In several pilot projects on peer-to-peer wholesale, Austrian utilities are also testing Blockchain technology. Therefore Verbund AG, Salzburg AG and Wien Energy have started to run some Blockchain projects. The utilities are facing big changes in their business models. “The energy future is decentraliced and it is digital,” declares Salzburg AG’s CEO Leonhard Schitter to these engagements.

Rüdiger Winkler from the Federal Association of the Energy Market & Communication, who has launched an industry initiative to implement Blockchain solutions, agrees. “Blockchain is the technology that is going to have the strongest impact on the energy market in the upcoming decades. In our expectation, it will spread very fast”, Winkler said in an interview with Energate.

Consolidation in direct marketing

In February 2016, EnbW aquired portfolio of the direct marketer Grundgrün. After that , the insolvency of Clean Energy Sourcing (Clens) may lead to further consolidation in direct marketing. However, the insolvency of Clens was triggered by the parent company Innowatio Group. It did not occur in the operative business of the direct marketing subsidiary itself. Accordingly, Clens continues to supply electricity customers as well as services in the area of flexibility and direct marketing. The enterprise was one of the first direct marketers in Germany and still owned a portfolio of about 2600 MW in summer 2017. Nevertheless, outstanding direct marketing proceeds were initially not paid, as the insolvency administrator considers these as “legacy liabilities” (Source: Behrens Rechtsanwälte).

Electricity price rally normalizes

Until the end of October 2017, electricity prices for long-term deliveries rose sharply. For instance, from July to October 2017, the prices for the delivery of base load in the year 2018 at EEX increased by 5 to 6 EUR/MWh, or 15 to 20 per cent.
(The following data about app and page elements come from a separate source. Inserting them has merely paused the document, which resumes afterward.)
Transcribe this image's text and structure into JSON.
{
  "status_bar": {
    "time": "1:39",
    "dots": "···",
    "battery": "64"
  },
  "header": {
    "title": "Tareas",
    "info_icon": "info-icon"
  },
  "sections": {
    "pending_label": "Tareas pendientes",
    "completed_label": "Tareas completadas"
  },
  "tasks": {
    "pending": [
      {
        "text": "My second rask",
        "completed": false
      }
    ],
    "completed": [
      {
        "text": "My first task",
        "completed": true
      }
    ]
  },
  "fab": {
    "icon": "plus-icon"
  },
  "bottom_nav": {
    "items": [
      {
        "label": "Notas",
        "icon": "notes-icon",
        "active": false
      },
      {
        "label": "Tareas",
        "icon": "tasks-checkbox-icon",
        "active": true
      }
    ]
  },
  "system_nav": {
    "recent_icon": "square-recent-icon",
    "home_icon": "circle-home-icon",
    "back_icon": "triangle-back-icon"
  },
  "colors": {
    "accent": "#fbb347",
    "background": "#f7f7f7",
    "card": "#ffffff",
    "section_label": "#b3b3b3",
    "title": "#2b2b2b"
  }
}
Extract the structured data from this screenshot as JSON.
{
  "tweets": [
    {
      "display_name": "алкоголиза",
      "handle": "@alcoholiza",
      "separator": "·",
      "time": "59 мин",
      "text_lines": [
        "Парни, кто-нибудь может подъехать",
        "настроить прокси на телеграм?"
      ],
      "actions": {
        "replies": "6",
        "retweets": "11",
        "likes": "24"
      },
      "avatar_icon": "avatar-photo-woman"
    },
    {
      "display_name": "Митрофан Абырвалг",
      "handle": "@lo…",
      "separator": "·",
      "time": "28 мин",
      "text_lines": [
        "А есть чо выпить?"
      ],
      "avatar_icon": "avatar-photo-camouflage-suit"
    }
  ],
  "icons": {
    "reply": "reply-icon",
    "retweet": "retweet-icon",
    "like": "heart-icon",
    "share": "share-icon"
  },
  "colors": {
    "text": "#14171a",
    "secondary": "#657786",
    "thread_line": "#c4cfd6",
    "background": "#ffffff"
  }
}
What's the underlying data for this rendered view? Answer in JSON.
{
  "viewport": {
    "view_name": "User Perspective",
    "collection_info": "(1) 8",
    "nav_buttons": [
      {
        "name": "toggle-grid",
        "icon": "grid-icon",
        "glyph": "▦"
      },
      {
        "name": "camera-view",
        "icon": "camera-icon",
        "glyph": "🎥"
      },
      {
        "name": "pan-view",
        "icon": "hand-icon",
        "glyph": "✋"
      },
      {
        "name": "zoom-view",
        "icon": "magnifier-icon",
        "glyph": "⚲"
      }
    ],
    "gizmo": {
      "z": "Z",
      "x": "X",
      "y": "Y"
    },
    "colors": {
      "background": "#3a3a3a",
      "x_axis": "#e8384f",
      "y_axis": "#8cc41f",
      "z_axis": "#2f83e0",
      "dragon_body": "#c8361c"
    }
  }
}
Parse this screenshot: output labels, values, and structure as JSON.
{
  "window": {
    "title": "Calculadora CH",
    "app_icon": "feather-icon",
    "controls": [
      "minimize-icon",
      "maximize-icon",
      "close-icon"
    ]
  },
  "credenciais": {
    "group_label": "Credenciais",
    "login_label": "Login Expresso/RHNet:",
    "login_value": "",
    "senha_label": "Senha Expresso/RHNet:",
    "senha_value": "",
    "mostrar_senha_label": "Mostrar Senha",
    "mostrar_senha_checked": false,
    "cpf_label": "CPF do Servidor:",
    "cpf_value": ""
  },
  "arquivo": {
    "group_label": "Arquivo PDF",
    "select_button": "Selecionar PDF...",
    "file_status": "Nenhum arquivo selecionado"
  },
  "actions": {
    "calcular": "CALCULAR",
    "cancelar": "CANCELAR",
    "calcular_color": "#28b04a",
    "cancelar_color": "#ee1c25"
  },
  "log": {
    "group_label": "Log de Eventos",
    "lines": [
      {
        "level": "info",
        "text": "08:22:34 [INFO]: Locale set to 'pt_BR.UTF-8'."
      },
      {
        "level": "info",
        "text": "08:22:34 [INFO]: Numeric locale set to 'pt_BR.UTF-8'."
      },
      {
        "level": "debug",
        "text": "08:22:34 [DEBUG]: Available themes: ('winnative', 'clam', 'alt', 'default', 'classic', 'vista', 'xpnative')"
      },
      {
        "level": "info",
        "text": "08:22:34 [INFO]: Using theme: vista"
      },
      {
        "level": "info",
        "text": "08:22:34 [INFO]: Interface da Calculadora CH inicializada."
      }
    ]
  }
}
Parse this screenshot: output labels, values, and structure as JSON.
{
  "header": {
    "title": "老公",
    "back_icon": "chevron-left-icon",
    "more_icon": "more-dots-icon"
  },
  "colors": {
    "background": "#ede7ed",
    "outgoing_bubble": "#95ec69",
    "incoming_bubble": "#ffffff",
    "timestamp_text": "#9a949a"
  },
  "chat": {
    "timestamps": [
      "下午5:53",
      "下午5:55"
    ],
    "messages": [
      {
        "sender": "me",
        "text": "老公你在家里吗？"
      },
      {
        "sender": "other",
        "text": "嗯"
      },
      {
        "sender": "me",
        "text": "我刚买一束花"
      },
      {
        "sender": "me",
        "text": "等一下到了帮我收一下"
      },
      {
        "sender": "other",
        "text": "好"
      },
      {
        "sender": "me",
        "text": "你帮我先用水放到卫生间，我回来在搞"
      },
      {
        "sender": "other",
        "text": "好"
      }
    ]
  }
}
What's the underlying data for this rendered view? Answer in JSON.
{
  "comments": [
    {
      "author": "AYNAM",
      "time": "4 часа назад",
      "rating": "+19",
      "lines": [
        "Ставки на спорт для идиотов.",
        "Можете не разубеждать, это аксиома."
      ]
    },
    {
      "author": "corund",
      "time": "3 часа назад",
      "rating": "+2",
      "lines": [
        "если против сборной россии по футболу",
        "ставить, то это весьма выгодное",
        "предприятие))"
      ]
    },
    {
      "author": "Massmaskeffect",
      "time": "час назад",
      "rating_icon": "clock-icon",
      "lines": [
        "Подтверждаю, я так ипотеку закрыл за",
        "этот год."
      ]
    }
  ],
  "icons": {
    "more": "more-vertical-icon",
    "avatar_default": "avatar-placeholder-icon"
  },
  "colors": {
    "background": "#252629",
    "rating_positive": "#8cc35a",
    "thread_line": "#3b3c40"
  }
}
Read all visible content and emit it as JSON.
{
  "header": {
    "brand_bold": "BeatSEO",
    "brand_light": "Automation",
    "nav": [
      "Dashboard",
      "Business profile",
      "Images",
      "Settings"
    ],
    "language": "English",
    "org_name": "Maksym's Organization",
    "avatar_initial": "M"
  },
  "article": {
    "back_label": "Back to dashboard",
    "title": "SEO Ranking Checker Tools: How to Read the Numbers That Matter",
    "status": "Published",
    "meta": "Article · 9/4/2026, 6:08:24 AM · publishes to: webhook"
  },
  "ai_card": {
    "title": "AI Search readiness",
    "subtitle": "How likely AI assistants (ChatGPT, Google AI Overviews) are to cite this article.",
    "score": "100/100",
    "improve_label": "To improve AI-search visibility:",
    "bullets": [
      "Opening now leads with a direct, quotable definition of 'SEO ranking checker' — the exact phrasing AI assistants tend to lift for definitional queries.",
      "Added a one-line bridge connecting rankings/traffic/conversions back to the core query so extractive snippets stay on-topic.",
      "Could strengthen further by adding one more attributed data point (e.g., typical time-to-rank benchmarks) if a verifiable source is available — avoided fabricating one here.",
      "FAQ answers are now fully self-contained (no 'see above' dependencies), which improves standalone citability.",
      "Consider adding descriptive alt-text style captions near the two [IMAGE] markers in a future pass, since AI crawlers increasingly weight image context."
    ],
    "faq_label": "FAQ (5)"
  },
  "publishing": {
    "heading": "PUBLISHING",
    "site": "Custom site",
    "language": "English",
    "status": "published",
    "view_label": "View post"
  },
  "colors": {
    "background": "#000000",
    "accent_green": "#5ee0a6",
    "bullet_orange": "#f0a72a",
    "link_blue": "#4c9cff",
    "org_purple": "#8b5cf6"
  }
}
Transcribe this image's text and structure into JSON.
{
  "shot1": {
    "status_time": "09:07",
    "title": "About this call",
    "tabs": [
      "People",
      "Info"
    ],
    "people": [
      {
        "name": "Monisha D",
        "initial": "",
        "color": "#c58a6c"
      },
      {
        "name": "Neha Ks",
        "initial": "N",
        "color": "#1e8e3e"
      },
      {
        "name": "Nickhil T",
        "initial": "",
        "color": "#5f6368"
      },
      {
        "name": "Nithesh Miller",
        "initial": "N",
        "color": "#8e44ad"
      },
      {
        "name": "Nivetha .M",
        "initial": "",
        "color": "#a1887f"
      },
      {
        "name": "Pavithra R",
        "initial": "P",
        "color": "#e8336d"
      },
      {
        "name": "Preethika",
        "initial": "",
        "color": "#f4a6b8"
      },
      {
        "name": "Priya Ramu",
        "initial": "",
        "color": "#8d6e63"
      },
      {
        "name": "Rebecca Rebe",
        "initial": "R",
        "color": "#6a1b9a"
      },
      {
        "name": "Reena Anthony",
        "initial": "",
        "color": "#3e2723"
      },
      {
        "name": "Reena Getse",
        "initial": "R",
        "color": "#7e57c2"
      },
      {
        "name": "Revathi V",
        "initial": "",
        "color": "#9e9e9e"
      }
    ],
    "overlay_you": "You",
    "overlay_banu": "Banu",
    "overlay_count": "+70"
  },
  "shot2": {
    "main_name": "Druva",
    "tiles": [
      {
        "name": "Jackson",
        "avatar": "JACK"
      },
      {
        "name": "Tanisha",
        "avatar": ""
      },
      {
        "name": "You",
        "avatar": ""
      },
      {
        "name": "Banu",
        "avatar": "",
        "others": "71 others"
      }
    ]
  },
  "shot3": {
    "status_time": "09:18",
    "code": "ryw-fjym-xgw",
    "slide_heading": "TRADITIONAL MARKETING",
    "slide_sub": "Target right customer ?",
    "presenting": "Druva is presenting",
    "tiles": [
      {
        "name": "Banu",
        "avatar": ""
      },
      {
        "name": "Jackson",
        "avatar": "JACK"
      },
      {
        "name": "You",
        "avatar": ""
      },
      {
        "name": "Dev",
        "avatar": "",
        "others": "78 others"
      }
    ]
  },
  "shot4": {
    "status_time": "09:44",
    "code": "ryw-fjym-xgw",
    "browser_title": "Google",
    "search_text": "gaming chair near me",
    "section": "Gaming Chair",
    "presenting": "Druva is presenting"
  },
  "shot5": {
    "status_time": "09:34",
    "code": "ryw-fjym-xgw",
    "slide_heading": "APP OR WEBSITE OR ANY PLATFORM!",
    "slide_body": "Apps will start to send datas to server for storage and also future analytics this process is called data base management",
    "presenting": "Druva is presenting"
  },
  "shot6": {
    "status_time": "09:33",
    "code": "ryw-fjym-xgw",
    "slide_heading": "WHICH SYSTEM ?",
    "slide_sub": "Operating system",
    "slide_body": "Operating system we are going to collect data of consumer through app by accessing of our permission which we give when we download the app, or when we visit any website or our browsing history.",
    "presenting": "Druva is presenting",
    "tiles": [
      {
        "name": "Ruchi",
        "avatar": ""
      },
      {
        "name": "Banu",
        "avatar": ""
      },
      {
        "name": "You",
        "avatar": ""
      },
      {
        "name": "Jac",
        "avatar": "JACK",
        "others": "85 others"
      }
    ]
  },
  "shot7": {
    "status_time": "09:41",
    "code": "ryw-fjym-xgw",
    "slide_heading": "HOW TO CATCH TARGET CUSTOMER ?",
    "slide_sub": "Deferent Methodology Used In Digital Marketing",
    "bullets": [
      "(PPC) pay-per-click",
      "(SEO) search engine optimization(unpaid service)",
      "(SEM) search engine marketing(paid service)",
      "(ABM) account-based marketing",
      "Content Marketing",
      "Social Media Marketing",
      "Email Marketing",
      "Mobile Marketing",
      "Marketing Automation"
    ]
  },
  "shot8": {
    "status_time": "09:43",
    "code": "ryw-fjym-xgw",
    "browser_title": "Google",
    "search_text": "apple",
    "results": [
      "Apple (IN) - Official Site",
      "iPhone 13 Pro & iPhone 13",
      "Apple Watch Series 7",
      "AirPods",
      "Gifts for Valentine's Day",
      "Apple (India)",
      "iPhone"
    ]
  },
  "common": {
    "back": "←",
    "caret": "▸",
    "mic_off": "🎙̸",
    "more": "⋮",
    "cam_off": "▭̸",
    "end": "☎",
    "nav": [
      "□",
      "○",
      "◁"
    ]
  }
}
In November 2017, however, this trend was broken for the first time again. An in-depth analysis of the price development can be found here (in German).

Although electricity prices rose to levels of up to 37.5 EUR/MWh at the beginning of the month, they fell to 36 EUR/MWh in mid-November 2017 along with the falling coal prices. Figure 2 depicts the price development for base load delivery in 2018 for October and November 2017. The correlation of electricity prices with coal prices is evident.

Price trend for front year delivery Base (DE / AT) in October and November 2017 (candlesticks) and coal prices (orange line), (Source: Montel)

Figure 2: Price trend for front year delivery Base (DE / AT) in October and November 2017 (candlesticks) and coal prices (orange line), (Source: Montel)

The price decline from 38 EUR/MWh (beginning of November) to 35.5 EUR/MWh (end of November) for the delivery year 2020 is mainly due to the coalition negotiations between the Union, FDP and the Greens. Therefore, the plans for a German coal exit are put on ice for now.

The spot day-ahead market was characterised by low-wind and heavy-wind days (Figure 3). The resulting electricity prices in the day-ahead auctions are also plotted and rose to a 10-month high baseload with a wind slump for 29th of November 2017 to 71.5 EUR/MWh. The most expensive hour fell to 18 o’clock and almost settled at 118.5 EUR/MWh. This was mainly caused by the link with France and the high consumption of the German neighbor at this time.

Electricity generation and spot prices in November 2017 in Germany, (Source: Energy Brainpool)

Figure 3: Electricity generation and spot prices in November 2017 in Germany, (Source: Energy Brainpool)